Tim Hortons hopes a refreshed look for many of its stores and a new leader atop its executive team this summer will boost the brand as it endures an underwhelming economy and heavy competition from other coffee restaurants.
On Thursday, the Oakville, Ont.-based company delivered a cautious outlook for the year and fourth-quarter results which showed notably weaker transaction growth at stores that have been open for more than a year.
"A challenging economic climate and the resulting intensified environment continues to pose challenges for everyone in our industry," said Paul House, interim chief executive in a conference call with analysts.
"In uncertain times, consumers can become more hesitant to spend money and in the restaurant sector we continue to see competitors relying more heavily than usual on promotions and discounts, and we too have been somewhat more promotional in a low-growth environment."
The coffee, doughnut and fast food company plans to renovate about 300 of its franchised stores this year, or roughly double the amount it has most other years. Each store is refreshed about once a decade, the company said.
Some stores will also have their drive-thru lines revamped to process more vehicle traffic in less time.
For 2013, the company is targeting diluted earnings per share in a range of $2.87 to $2.97. Same-store sales growth, a key industry metric of locations open for at least a year, is targeted at two to four per cent in Canada and three to five per cent in the United States.
Tim Hortons also announced it would increase its quarterly dividend by 23.8 per cent. Starting with the March payout, the quarterly dividend will rise to 26 cents per share.
The company plans to buy back up to $250 million of its shares, a move that tends to push up per share earnings over time.
"We expect to continue to grow the chain in a healthy manner despite the current headwinds," said chief financial officer Cynthia Devine.
"We have strategies in place designed to expand and enhance our system, strengthen our relationship with our guests and deliver high-quality, solid value menu items."
In its outlook, Tim Hortons (TSX:THI) did not account for a $9-million charge it expects to take in the first quarter, and other expenses it will face when ushering in a new CEO this year, it said.
"The board has made significant progress in its external CEO search," the company said in a release.
"Although the process is not yet complete, the board currently anticipates appointing a new CEO by early summer."
House has held the top position at Tim Hortons since May 2011 when Don Schroeder made a surprise exit from the CEO position.
In the fourth quarter, net income dropped 2.5 per cent to $100.3 million or 65 cents per share. That compared with $103 million or 65 cents per share a year earlier.
Average analyst expectations had been for earnings of 72 cents per share, according to a survey by Thomson Reuters.

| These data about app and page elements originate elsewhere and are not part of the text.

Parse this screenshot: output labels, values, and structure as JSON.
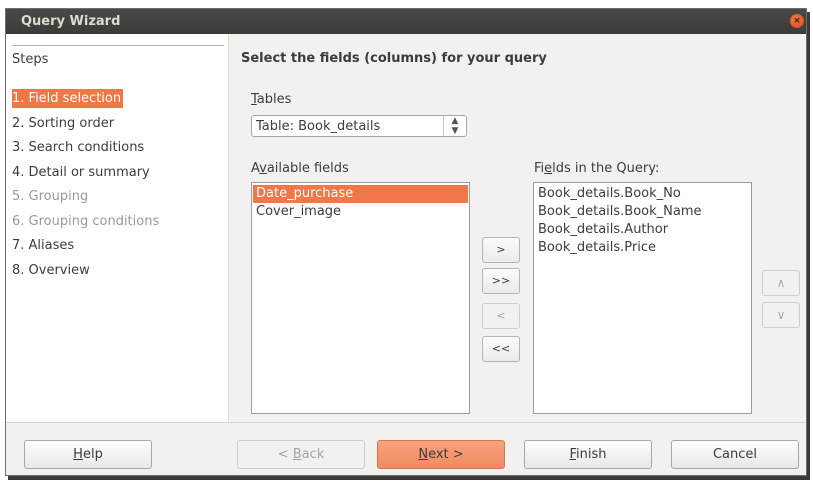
{
  "window": {
    "title": "Query Wizard",
    "close_glyph": "×"
  },
  "steps": {
    "title": "Steps",
    "items": [
      {
        "label": "1. Field selection",
        "state": "active"
      },
      {
        "label": "2. Sorting order",
        "state": "normal"
      },
      {
        "label": "3. Search conditions",
        "state": "normal"
      },
      {
        "label": "4. Detail or summary",
        "state": "normal"
      },
      {
        "label": "5. Grouping",
        "state": "disabled"
      },
      {
        "label": "6. Grouping conditions",
        "state": "disabled"
      },
      {
        "label": "7. Aliases",
        "state": "normal"
      },
      {
        "label": "8. Overview",
        "state": "normal"
      }
    ]
  },
  "main": {
    "heading": "Select the fields (columns) for your query",
    "tables_label_mnemonic": "T",
    "tables_label_rest": "ables",
    "table_select_value": "Table: Book_details",
    "available_label_pre": "A",
    "available_label_mnemonic": "v",
    "available_label_rest": "ailable fields",
    "available_fields": [
      {
        "label": "Date_purchase",
        "selected": true
      },
      {
        "label": "Cover_image",
        "selected": false
      }
    ],
    "query_label_pre": "Fi",
    "query_label_mnemonic": "e",
    "query_label_rest": "lds in the Query:",
    "query_fields": [
      "Book_details.Book_No",
      "Book_details.Book_Name",
      "Book_details.Author",
      "Book_details.Price"
    ],
    "move_buttons": {
      "add_one": ">",
      "add_all": ">>",
      "remove_one": "<",
      "remove_all": "<<"
    },
    "order_buttons": {
      "up": "∧",
      "down": "∨"
    }
  },
  "footer": {
    "help_mnemonic": "H",
    "help_rest": "elp",
    "back_prefix": "< ",
    "back_mnemonic": "B",
    "back_rest": "ack",
    "next_mnemonic": "N",
    "next_rest": "ext >",
    "finish_mnemonic": "F",
    "finish_rest": "inish",
    "cancel_label": "Cancel"
  },
  "colors": {
    "accent": "#f07746",
    "titlebar": "#3c3b37",
    "background": "#f2f1f0"
  }
}
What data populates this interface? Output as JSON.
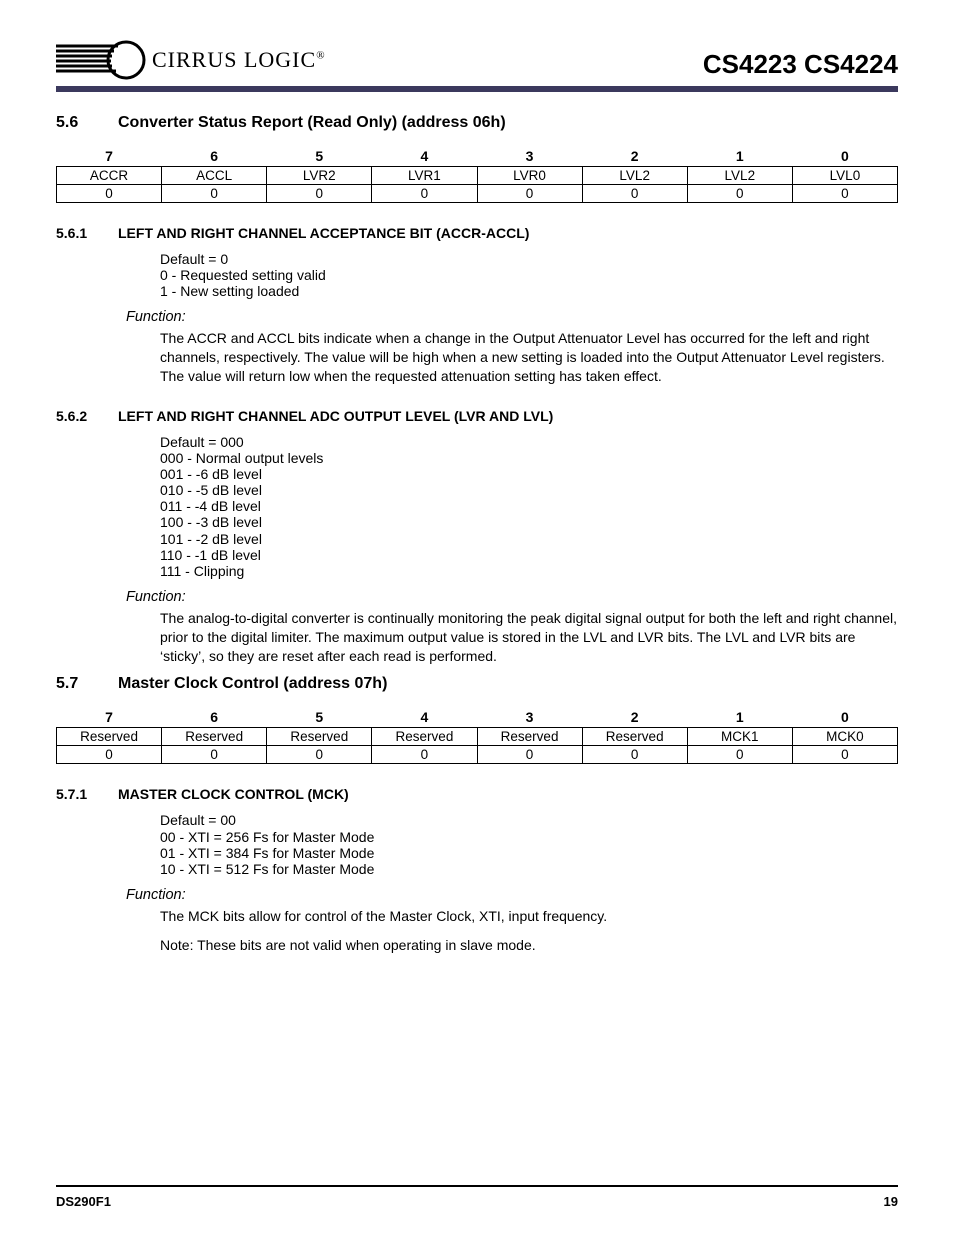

Revenue for the three months ended Dec. 31 was up 4.1 per cent at $811.6 million, with much of the increase tied to higher-priced products like the introduction of its panini sandwiches and single-serve Tassimo coffee line.
House said both products contributed "significantly" to the sales results in the period, though when analysts pressed him for specifics, he declined to disclose the details.
"We won't qualify that," he said of the new product sales.
But higher priced items certainly were a major contributor during the period, since overall sale-store sales growth showed that customers were making fewer transactions in the period.
Same-store sales growth was halved from a year earlier growing at 2.6 per cent from 5.5 per cent at the same time last year.
The company said the profit was five cents per share lower than it would have been without $9 million of reorganization expenses recorded in the quarter tied to both termination costs and professional fees.
Part of the costs were also related to the hunt for a replacement for House, who held the interim CEO job for nearly two years.
For the full year, Tim Hortons net income was up 5.2 per cent to $402.9 million or $2.59 per share - below the company's 2012 guidance.
Shares of Tim Hortons fell 2.95 per cent, or $1.50, to close at $49.30 Thursday on the Toronto Stock Exchange.